A massive sandstorm in Syria was caused by climate change, not the ongoing conflict in the area as previously suggested.

A satellite image of the massive sandstorm of 2015 at its peak on Sept. 8. Image courtesy of NASA.

In August of 2015, a massive sandstorm covered seven nations in the Middle East, closing ports, canceling flights, killing several, and causing thousands of injuries. At the time, many news outlets posited that the storm was the result of the Syrian Civil War. While that may sound far-fetched, they argued that increased use of military vehicles off-road and reduced agriculture and ground coverage because of people fleeing or being killed, contributed to a greater than average amount of sand and dust being kicked up by sandstorms.

But a study published in November of 2016 found that there is no evidence to support the idea that this sandstorm was caused by human conflict.

“The reports suggesting that this was related to the conflict in Syria were not supported by any research,” said Elie Bou-Zeid, an associate professor at Princeton, one of the researchers. “It was just hypotheticals thrown into the air.”

The research team believes that the sandstorm was actually caused by climate change, which is worse, because that means that similar storms can happen again in the future.

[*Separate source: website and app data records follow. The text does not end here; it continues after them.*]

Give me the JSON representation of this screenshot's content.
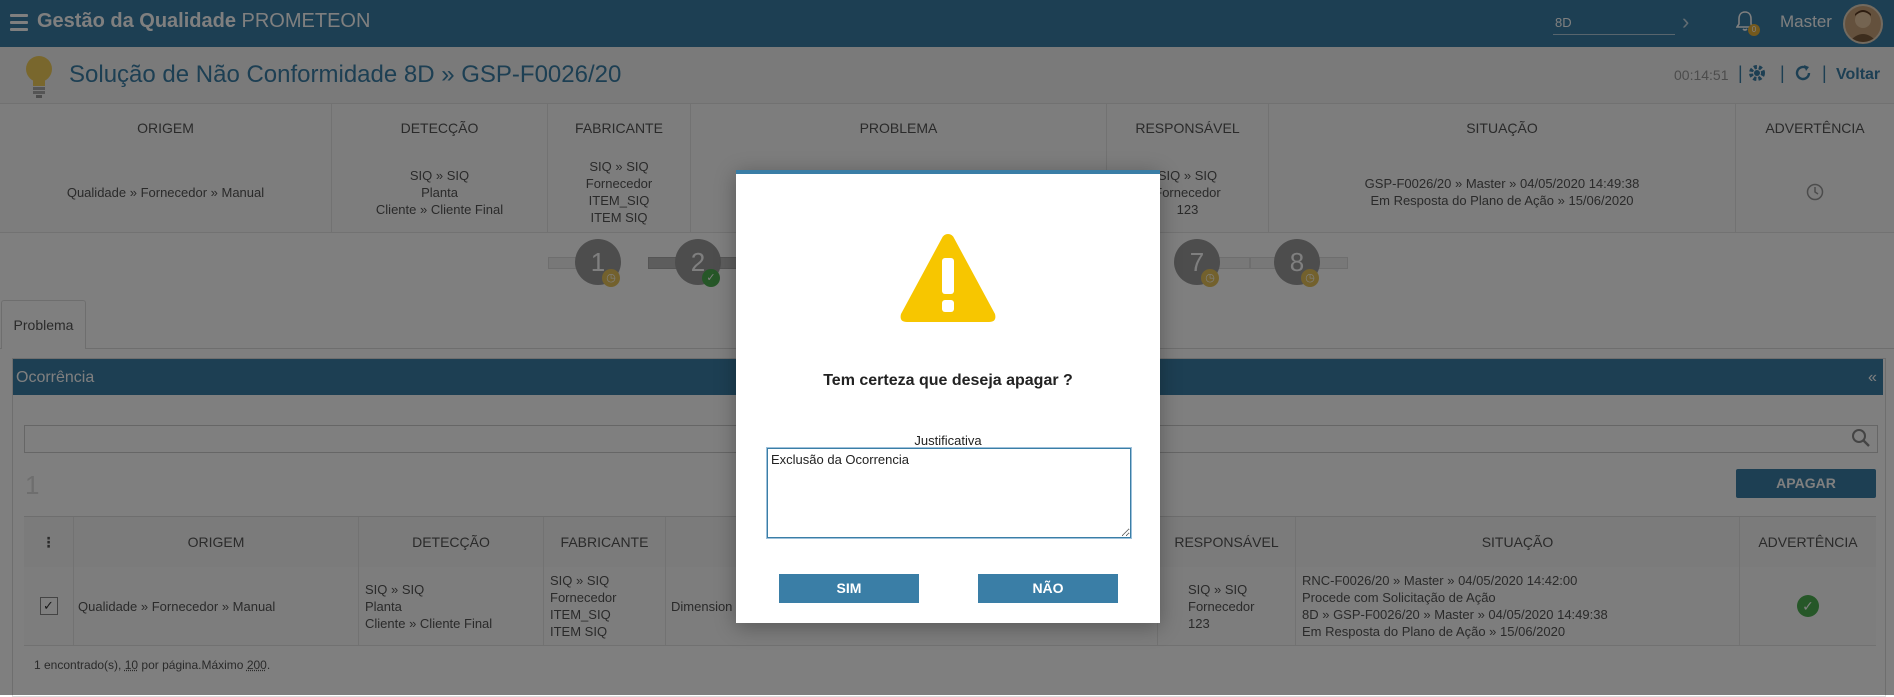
{
  "app": {
    "title_bold": "Gestão da Qualidade",
    "title_brand": "PROMETEON"
  },
  "topbar": {
    "module_value": "8D",
    "user_name": "Master",
    "notification_count": "0"
  },
  "page": {
    "title": "Solução de Não Conformidade 8D » GSP-F0026/20",
    "timer": "00:14:51",
    "back_label": "Voltar"
  },
  "summary": {
    "headers": [
      "ORIGEM",
      "DETECÇÃO",
      "FABRICANTE",
      "PROBLEMA",
      "RESPONSÁVEL",
      "SITUAÇÃO",
      "ADVERTÊNCIA"
    ],
    "row": {
      "origem": "Qualidade » Fornecedor » Manual",
      "deteccao": [
        "SIQ » SIQ",
        "Planta",
        "Cliente » Cliente Final"
      ],
      "fabricante": [
        "SIQ » SIQ",
        "Fornecedor",
        "ITEM_SIQ",
        "ITEM SIQ"
      ],
      "responsavel": [
        "SIQ » SIQ",
        "Fornecedor",
        "123"
      ],
      "situacao": [
        "GSP-F0026/20 » Master » 04/05/2020 14:49:38",
        "Em Resposta do Plano de Ação » 15/06/2020"
      ]
    }
  },
  "steps": [
    "1",
    "2",
    "7",
    "8"
  ],
  "tabs": {
    "problema": "Problema"
  },
  "panel": {
    "title": "Ocorrência",
    "collapse": "«",
    "count": "1",
    "delete_label": "APAGAR"
  },
  "grid": {
    "menu_glyph": "⋮",
    "headers": [
      "ORIGEM",
      "DETECÇÃO",
      "FABRICANTE",
      "RESPONSÁVEL",
      "SITUAÇÃO",
      "ADVERTÊNCIA"
    ],
    "row": {
      "origem": "Qualidade » Fornecedor » Manual",
      "deteccao": [
        "SIQ » SIQ",
        "Planta",
        "Cliente » Cliente Final"
      ],
      "fabricante": [
        "SIQ » SIQ",
        "Fornecedor",
        "ITEM_SIQ",
        "ITEM SIQ"
      ],
      "problema": "Dimension",
      "responsavel": [
        "SIQ » SIQ",
        "Fornecedor",
        "123"
      ],
      "situacao": [
        "RNC-F0026/20 » Master » 04/05/2020 14:42:00",
        "Procede com Solicitação de Ação",
        "8D » GSP-F0026/20 » Master » 04/05/2020 14:49:38",
        "Em Resposta do Plano de Ação » 15/06/2020"
      ]
    },
    "footer": {
      "prefix": "1 encontrado(s), ",
      "per_page": "10",
      "mid": " por página.Máximo ",
      "max": "200",
      "suffix": "."
    }
  },
  "modal": {
    "question": "Tem certeza que deseja apagar ?",
    "justificativa_label": "Justificativa",
    "justificativa_value": "Exclusão da Ocorrencia",
    "yes_label": "SIM",
    "no_label": "NÃO"
  },
  "colors": {
    "primary": "#3a7ea6",
    "warning": "#f7c600",
    "success": "#4caf50",
    "step_badge": "#e7c35a"
  }
}
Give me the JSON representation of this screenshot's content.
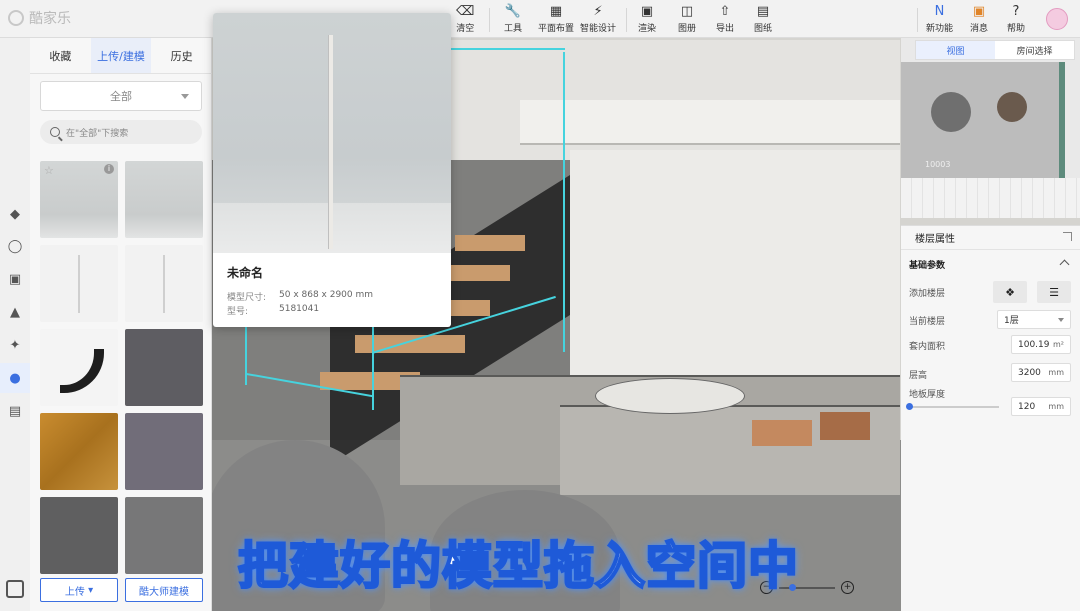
{
  "app": {
    "name": "酷家乐"
  },
  "toolbar": {
    "items": [
      {
        "label": "清空",
        "icon": "eraser-icon"
      },
      {
        "label": "工具",
        "icon": "wrench-icon"
      },
      {
        "label": "平面布置",
        "icon": "floorplan-icon"
      },
      {
        "label": "智能设计",
        "icon": "lightning-icon"
      },
      {
        "label": "渲染",
        "icon": "render-icon"
      },
      {
        "label": "图册",
        "icon": "album-icon"
      },
      {
        "label": "导出",
        "icon": "export-icon"
      },
      {
        "label": "图纸",
        "icon": "drawing-icon"
      }
    ],
    "right_items": [
      {
        "label": "新功能",
        "icon": "new-feature-icon"
      },
      {
        "label": "消息",
        "icon": "gift-icon"
      },
      {
        "label": "帮助",
        "icon": "help-icon"
      }
    ]
  },
  "left_panel": {
    "tabs": [
      "收藏",
      "上传/建模",
      "历史"
    ],
    "active_tab": "上传/建模",
    "filter": {
      "selected": "全部"
    },
    "search": {
      "placeholder": "在\"全部\"下搜索"
    },
    "upload_button": "上传",
    "master_button": "酷大师建模"
  },
  "preview": {
    "name": "未命名",
    "size_label": "模型尺寸:",
    "size_value": "50 x 868 x 2900 mm",
    "model_label": "型号:",
    "model_value": "5181041"
  },
  "minimap": {
    "tabs": [
      "视图",
      "房间选择"
    ],
    "active_tab": "视图",
    "room_label": "10003"
  },
  "properties": {
    "title": "楼层属性",
    "section": "基础参数",
    "add_floor_label": "添加楼层",
    "current_floor_label": "当前楼层",
    "current_floor_value": "1层",
    "area_label": "套内面积",
    "area_value": "100.19",
    "area_unit": "m²",
    "height_label": "层高",
    "height_value": "3200",
    "height_unit": "mm",
    "thickness_label": "地板厚度",
    "thickness_value": "120",
    "thickness_unit": "mm"
  },
  "caption": "把建好的模型拖入空间中",
  "colors": {
    "accent": "#3b6fe0",
    "caption_stroke": "#1e5ad8",
    "bbox": "#46d3de"
  }
}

The researchers first looked at vegetation in the area, which was not only not lower than normal, the coverage for that year was actually higher than coverage between 2001 and 2007, and almost twice as high as it was between 2007 and 2010. Between 2007 and 2010 the region was also in the midst of a drought, but in the much hotter than average 2015 summer, the area was even drier than during that drought.

Combined with uncommon east-west winds (which normally flow south in this area), this dryness and increased temperature managed to cause a uniquely large sandstorm. But it might not be so unique in the long run, as global temperatures are expected to continue rising, with subsequent summers being hotter and drier than we’ve seen so far.

As climate change continues, giant sandstorms could become more frequent. It’s important that we understand how these storms are formed so that we can better learn to deal with them. While nothing short of significant reversal of climate change is likely to prevent such storms, we can at least prepare communities that might be affected by them.